9:45 a.m.: Little Nicaraguan girl brings me fruit from a nearby tree. I notice the locals eat a few before — must be safe. Take a huge bite. SALVATION. Just like a mango.
10:15 a.m.: Group member catches me using a stick to rattle mysterious plant off remote branches. The 11 or 12 in reach are already deep within my digestive system.
3:02 a.m.: Feel like I need to pee, but also feel like I can’t open my eyes. This must be a dream.
6:30 a.m.: Group mates rustle and coax me to get out of bed on time. After no response, they rip sheets off. *Gasp*
6:31 a.m.: Someone leads me to a mirror and holds a warm washcloth against my face as I pry open a crusty left eyelid. I nearly jump at the stranger looking back at me. Think Kirstie Alley meets sandpaper.
7:45 a.m.: Group leaders tell me to stay calm as they walk me down the dirt road to the health center we had toured a few days before as an example of “third world medical care.”

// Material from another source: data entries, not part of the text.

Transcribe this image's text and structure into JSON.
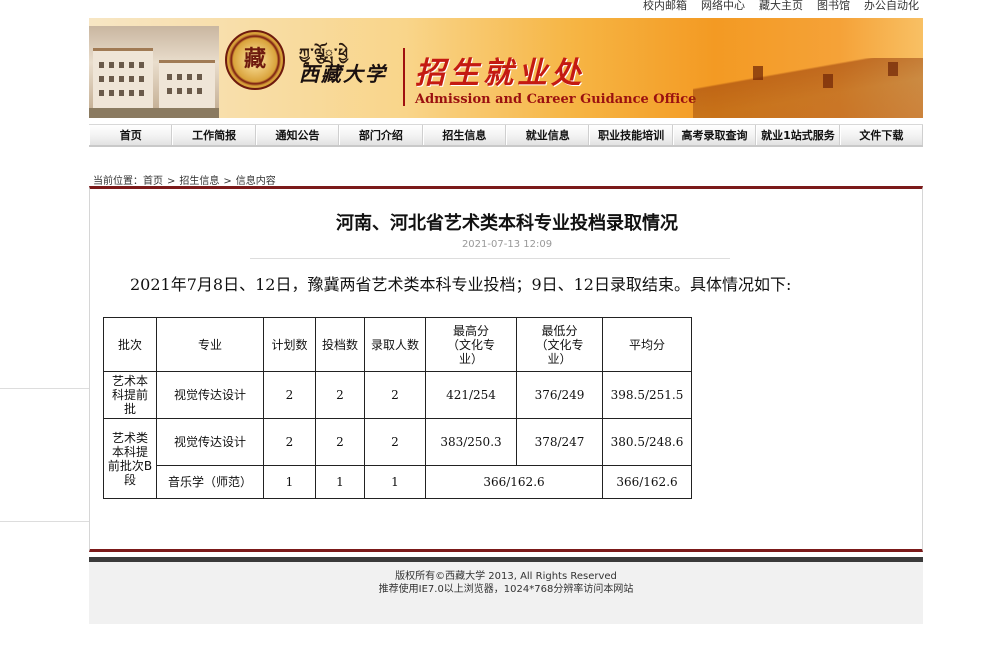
{
  "top_links": [
    "校内邮箱",
    "网络中心",
    "藏大主页",
    "图书馆",
    "办公自动化"
  ],
  "banner": {
    "tibetan": "ཀྱཱ༌ལྕོྤ༌ཕྱེ",
    "university_name": "西藏大学",
    "emblem_glyph": "藏",
    "office_cn": "招生就业处",
    "office_en": "Admission and Career Guidance Office"
  },
  "nav": [
    "首页",
    "工作简报",
    "通知公告",
    "部门介绍",
    "招生信息",
    "就业信息",
    "职业技能培训",
    "高考录取查询",
    "就业1站式服务",
    "文件下载"
  ],
  "breadcrumb": {
    "prefix": "当前位置：",
    "items": [
      "首页",
      ">",
      "招生信息",
      ">",
      "信息内容"
    ]
  },
  "article": {
    "title": "河南、河北省艺术类本科专业投档录取情况",
    "date": "2021-07-13 12:09",
    "lead": "2021年7月8日、12日，豫冀两省艺术类本科专业投档；9日、12日录取结束。具体情况如下:",
    "table": {
      "headers": [
        "批次",
        "专业",
        "计划数",
        "投档数",
        "录取人数",
        "最高分（文化专业）",
        "最低分（文化专业）",
        "平均分"
      ],
      "header_lines": {
        "max": [
          "最高分",
          "（文化专",
          "业）"
        ],
        "min": [
          "最低分",
          "（文化专",
          "业）"
        ]
      },
      "batch1": "艺术本科提前批",
      "batch1_lines": [
        "艺术本",
        "科提前",
        "批"
      ],
      "batch2": "艺术类本科提前批次B段",
      "batch2_lines": [
        "艺术类",
        "本科提",
        "前批次B",
        "段"
      ],
      "rows": [
        {
          "major": "视觉传达设计",
          "plan": "2",
          "filed": "2",
          "admitted": "2",
          "max": "421/254",
          "min": "376/249",
          "avg": "398.5/251.5"
        },
        {
          "major": "视觉传达设计",
          "plan": "2",
          "filed": "2",
          "admitted": "2",
          "max": "383/250.3",
          "min": "378/247",
          "avg": "380.5/248.6"
        },
        {
          "major": "音乐学（师范）",
          "plan": "1",
          "filed": "1",
          "admitted": "1",
          "maxmin": "366/162.6",
          "avg": "366/162.6"
        }
      ]
    }
  },
  "footer": {
    "line1": "版权所有©西藏大学 2013, All Rights Reserved",
    "line2": "推荐使用IE7.0以上浏览器，1024*768分辨率访问本网站"
  },
  "colors": {
    "accent_dark_red": "#7b1a1a",
    "office_red": "#c41a12",
    "banner_orange": "#f39a23"
  }
}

10:00 a.m.: A dog grazes my leg as I sit on the hospital bed, and a man hobbles in and tries to sell me beads and peanuts. My vision’s blurry but I can make out a sign that reads “Symptoms of Cholera.” Does cholera still exist?!!

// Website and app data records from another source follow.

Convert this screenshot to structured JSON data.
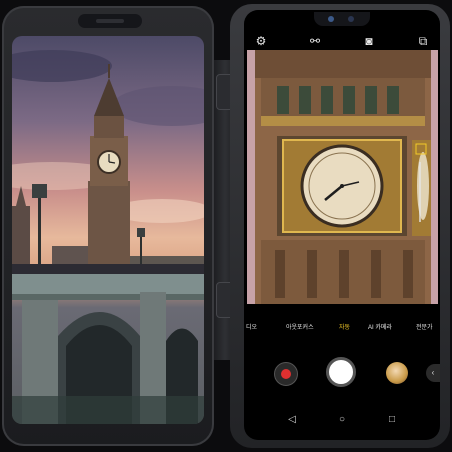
{
  "camera": {
    "modes": [
      "디오",
      "아웃포커스",
      "자동",
      "AI 카메라",
      "전문가"
    ],
    "active_mode": "자동",
    "top_icons": [
      "settings-icon",
      "filter-icon",
      "camera-switch-icon",
      "lens-icon",
      "flip-icon"
    ],
    "accent_color": "#f3c928"
  },
  "navigation": {
    "icons": [
      "back-icon",
      "home-icon",
      "recents-icon"
    ]
  }
}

10:15 a.m.: After refusing to take a shot, the nurse — who appears younger than I do — demands that I leave.
10:30 a.m.: Instead of arriving back at my bed, I am surprised to realize my group leaders had guided me to a garden owned by the town elder — a natural medicine guru. Her “special” honey drips down my face. As the sticky 70–year–old woman reaches down my shirt, she begins to chant the names of vegetables in Spanish. I say a prayer of my own.

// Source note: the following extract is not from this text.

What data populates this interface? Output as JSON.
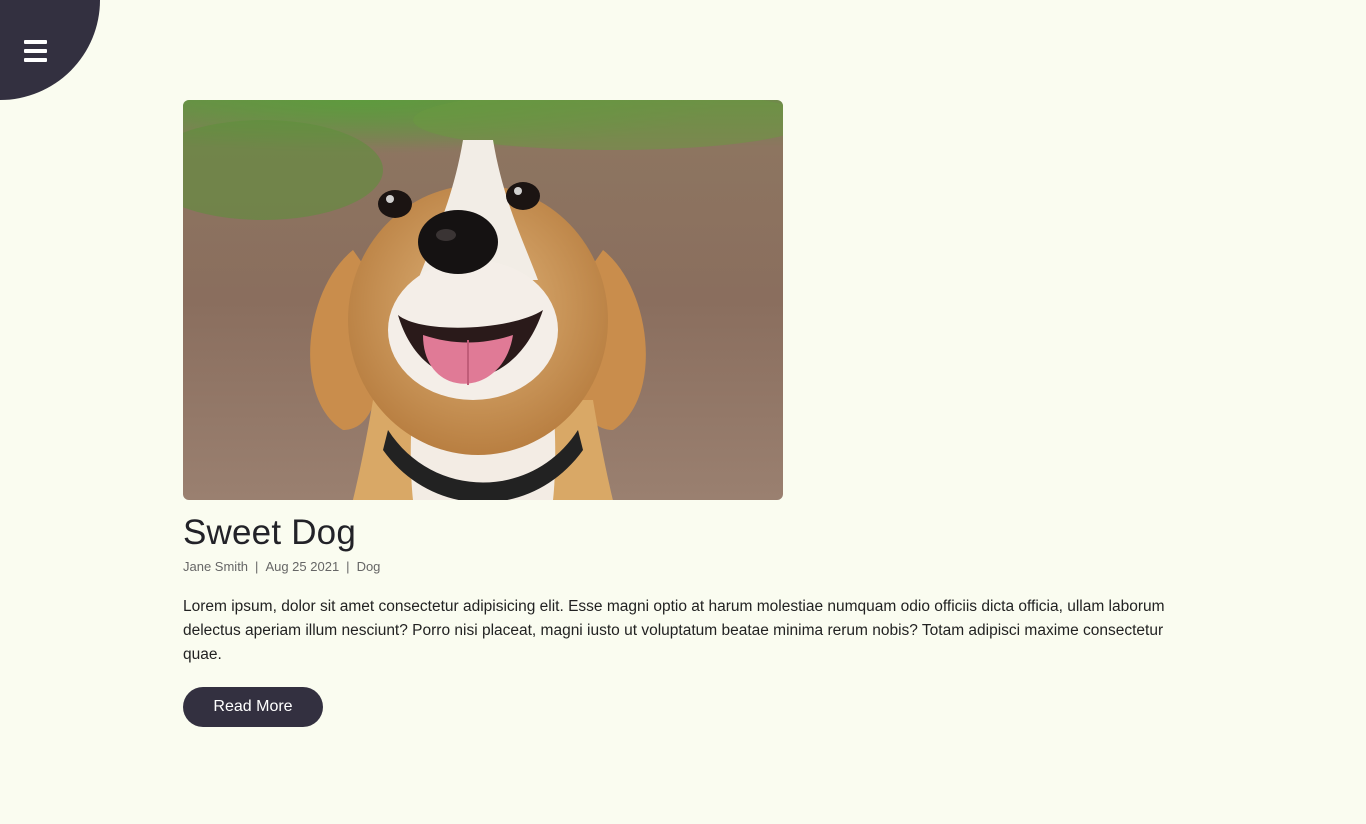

11 a.m.: Despite his best judgment, a sympathetic Nicaraguan customs official allows me on the plane home. Can’t wait for class tomorrow.